Offering further insight, the Court in Begay explained that the crime of DUI differs from the examples "in at least one pertinent, and important, respect.

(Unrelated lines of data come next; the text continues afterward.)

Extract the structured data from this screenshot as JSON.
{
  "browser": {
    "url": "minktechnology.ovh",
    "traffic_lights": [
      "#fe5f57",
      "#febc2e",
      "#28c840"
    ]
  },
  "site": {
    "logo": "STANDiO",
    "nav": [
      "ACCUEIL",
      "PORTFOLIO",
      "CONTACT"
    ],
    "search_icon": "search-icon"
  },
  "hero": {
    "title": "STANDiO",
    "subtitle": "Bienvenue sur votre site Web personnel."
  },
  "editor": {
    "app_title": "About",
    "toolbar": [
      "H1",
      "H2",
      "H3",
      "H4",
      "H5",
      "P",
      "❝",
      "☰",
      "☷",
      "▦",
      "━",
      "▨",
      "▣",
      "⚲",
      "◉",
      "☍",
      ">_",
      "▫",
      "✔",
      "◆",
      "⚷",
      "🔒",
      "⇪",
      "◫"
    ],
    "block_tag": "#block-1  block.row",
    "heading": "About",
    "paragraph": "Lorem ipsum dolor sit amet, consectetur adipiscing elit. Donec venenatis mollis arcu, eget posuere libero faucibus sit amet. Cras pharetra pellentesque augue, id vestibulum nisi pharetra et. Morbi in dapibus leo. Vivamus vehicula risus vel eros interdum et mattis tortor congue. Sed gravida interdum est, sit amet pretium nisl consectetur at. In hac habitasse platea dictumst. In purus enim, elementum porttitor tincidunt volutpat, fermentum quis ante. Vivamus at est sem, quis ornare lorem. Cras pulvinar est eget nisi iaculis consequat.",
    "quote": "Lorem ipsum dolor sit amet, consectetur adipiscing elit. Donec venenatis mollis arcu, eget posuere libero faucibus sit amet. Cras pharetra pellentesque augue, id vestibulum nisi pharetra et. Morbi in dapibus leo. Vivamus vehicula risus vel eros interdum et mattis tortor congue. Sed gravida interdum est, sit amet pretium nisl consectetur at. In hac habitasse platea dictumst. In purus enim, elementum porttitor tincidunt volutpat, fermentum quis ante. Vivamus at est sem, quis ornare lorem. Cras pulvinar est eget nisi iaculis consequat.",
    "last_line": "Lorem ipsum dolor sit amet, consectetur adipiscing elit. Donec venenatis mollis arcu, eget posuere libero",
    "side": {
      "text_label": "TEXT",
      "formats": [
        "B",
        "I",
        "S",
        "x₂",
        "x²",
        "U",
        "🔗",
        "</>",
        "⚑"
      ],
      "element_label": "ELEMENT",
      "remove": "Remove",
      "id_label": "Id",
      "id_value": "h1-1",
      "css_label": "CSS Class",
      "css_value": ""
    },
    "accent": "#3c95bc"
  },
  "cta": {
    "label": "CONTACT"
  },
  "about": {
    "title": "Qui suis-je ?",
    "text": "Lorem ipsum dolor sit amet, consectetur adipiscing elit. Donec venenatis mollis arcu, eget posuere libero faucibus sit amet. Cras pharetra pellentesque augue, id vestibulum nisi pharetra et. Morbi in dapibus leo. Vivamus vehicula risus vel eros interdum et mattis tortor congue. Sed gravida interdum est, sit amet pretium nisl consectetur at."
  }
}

The listed crimes all typically involve purposeful, Violent' and aggressive' conduct. . . . And such crimes are `characteristic of the armed career criminal, the eponym of the statute.'" Id. at 1586 (citations omitted). DUI statutes, by contrast, "typically do not insist on purposeful, violent, and aggressive conduct; rather, they are, or are most nearly comparable to, crimes that impose strict liability, criminalizing conduct in respect to which the offender need not have had any criminal intent at all." Id. at 1586-87. As a result, the Court held that New Mexico's crime of DUI fell outside the scope of the ACCA's "clause (ii)" definition of a "violent felony." Id. at 1588.
Adhering to our view that the parallel provisions in the definitions of a "violent felony" under the ACCA and a "crime of violence" under USSG § 4B1.2(a)(2) should be interpreted in a consistent manner, we conclude that § 4B 1.2(a)(2) also should be limited to crimes that are similar in both kind and in degree of risk to the enumerated examples — burglary of a dwelling, arson, extortion, or crimes involving the use of explosives. While this interpretation narrows the scope of convictions that qualify as a "crime of violence" under § 4B 1.2(a)(2), making it more difficult for the government to invoke the enhancement, it would be inappropriate for this court to speculate on the arguments that might be made in light of Begay if the government is able to establish, consistent with Shepard, that the conviction necessarily required proof of sexual contact with a minor that presents a "serious potential risk of physical injury to another."
Having concluded that the district court erred in the calculation of the guidelines, we VACATE the defendant's sentence and REMAND for further proceedings consistent with this opinion.